Cabin Fever Got You Hiding Under the Covers? Here’s How to Get Moving

Yep, it’s that deadly time of year, when we’re past the frenzy of the holidays, tired of the dreary winter weather and the slowdown can leave us feeling like the walls are closing in on us.

I’m very susceptible to catching cabin fever and I live in Southern California, so I know that sounds kind of wimpy, but it’s true. I can’t even begin to imagine what kind of a meltdown I’d experience if I resided on the East Coast during the winter.


The definition of Cabin Fever was first identified and recorded in 1918. It’s described as being a claustrophobic reaction to being isolated in a small space for an extended period of time. Some of you may recall the famous horror novel by Stephen King, The Shining, where the character Jack Torrance suffered from the malady of cabin fever. Okay, so that’s an extreme example, but you get the idea.

So if we’re aware this syndrome presents on an annual basis, it can help to prepare an arsenal of antidotes to fight back with and rise above the dark cloud known as cabin fever.

Get Up, Get Out, Get Moving

Okay, so I’m making this sound far too easy, but there’s some truth in this simple method. The worst thing you can do if you’re afflicted with cabin fever is to stay in your pajamas and scuff around in your slippers too long. Even if you have no formal plans or appointments for the day, make a pact with yourself to get out of bed by an appointed hour, shower and dress like you’re going somewhere. You’ll be surprised how much different it can make you feel if you just commit to doing this one simple thing.

Get your Blood Flowing & your Endorphins Rushing

Hands down, exercise is one of the best known antidotes for cabin fever. Not only does it help benefit and strengthen your body, but it can also produce endorphins too, which have been proven to increase your mood, help diminish pain and decrease depression too. But winter weather can make it difficult to find the time or motivation for exercise. It gets dark earlier too, which makes it even harder to get inspired to get in some exercise.

It can help to enlist a buddy to exercise with or at least commit to checking in with each other to make sure you both exercise at least 3 times a week. It doesn’t need to be anything overly extensive, you can start out by first committing to 15 minute sessions of walking or using an exercise app at home and then work up to doing 30 minute sessions later.

Music Can Lift You Out of the Fog

You’re probably already familiar with creating playlists for working out, so why not build a couple playlists with your favorite upbeat songs that you know always put a smile on your face or lift your mood? The psychological benefits of music have been reported to contribute not only to your mental health, but also to your physical health, by improving your body’s immune system and lowering your stress levels.

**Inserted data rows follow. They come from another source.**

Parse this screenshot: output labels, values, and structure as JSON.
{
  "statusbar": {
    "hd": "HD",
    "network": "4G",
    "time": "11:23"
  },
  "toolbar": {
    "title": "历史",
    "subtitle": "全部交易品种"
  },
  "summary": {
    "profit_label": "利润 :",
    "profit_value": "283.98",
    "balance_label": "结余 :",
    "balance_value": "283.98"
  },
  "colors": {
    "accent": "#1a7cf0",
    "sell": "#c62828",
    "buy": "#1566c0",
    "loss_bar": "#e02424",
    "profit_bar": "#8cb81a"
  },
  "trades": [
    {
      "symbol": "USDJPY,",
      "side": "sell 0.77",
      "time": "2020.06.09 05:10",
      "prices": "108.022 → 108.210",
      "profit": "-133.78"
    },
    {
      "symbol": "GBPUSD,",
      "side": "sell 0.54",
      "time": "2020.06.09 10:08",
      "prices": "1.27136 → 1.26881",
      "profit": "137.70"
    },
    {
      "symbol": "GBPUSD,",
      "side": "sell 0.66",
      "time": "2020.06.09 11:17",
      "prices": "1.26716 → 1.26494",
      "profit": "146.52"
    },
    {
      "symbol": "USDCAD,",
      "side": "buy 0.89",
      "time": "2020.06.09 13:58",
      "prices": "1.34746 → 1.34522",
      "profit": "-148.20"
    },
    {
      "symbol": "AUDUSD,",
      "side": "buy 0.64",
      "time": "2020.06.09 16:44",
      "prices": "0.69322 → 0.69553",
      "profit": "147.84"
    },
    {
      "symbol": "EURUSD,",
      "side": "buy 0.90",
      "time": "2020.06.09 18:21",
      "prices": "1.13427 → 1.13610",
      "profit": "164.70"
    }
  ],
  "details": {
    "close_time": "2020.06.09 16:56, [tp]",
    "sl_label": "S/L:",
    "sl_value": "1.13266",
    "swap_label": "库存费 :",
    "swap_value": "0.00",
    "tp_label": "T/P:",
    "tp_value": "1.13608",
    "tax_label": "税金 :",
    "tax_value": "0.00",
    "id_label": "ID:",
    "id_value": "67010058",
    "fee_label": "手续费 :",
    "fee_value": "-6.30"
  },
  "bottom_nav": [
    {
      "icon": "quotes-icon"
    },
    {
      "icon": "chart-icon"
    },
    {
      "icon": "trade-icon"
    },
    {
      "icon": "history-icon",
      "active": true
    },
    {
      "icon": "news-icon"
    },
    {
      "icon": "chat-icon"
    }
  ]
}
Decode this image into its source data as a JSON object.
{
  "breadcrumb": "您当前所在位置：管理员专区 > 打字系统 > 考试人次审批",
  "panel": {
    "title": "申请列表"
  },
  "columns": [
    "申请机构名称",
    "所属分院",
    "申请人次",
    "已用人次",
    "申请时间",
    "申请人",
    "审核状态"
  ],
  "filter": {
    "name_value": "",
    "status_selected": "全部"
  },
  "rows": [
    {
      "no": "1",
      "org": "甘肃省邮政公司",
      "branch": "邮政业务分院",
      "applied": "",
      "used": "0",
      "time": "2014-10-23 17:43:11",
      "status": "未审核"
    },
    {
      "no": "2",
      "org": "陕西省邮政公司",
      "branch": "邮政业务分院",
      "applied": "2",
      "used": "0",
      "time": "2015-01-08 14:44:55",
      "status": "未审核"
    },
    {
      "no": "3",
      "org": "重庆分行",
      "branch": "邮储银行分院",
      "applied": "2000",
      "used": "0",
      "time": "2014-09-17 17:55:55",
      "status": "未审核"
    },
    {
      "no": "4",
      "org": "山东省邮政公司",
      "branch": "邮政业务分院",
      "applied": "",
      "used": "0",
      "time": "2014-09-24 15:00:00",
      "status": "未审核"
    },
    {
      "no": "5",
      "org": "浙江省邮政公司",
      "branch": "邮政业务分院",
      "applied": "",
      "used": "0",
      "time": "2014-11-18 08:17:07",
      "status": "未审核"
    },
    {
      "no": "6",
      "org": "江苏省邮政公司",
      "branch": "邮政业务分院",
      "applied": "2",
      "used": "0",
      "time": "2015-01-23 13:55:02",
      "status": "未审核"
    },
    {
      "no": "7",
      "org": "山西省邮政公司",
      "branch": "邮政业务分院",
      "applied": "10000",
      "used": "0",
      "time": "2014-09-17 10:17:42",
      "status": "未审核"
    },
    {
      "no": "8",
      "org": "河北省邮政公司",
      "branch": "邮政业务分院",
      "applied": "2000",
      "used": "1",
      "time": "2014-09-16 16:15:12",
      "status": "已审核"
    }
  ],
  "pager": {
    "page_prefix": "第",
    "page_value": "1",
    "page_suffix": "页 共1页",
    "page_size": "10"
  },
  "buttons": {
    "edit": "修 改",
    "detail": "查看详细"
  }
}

I grew up in a house where my parents played music in our home all the time and that influence and appreciation for music has stayed with me forever. Make it a habit to listen to music whenever you can and play it in your home for your family too. They’ll learn to have an appreciation for music and imprinting it at an early age will last them for a lifetime.

Okay, so no excuses. Get out of those pajamas now and get moving!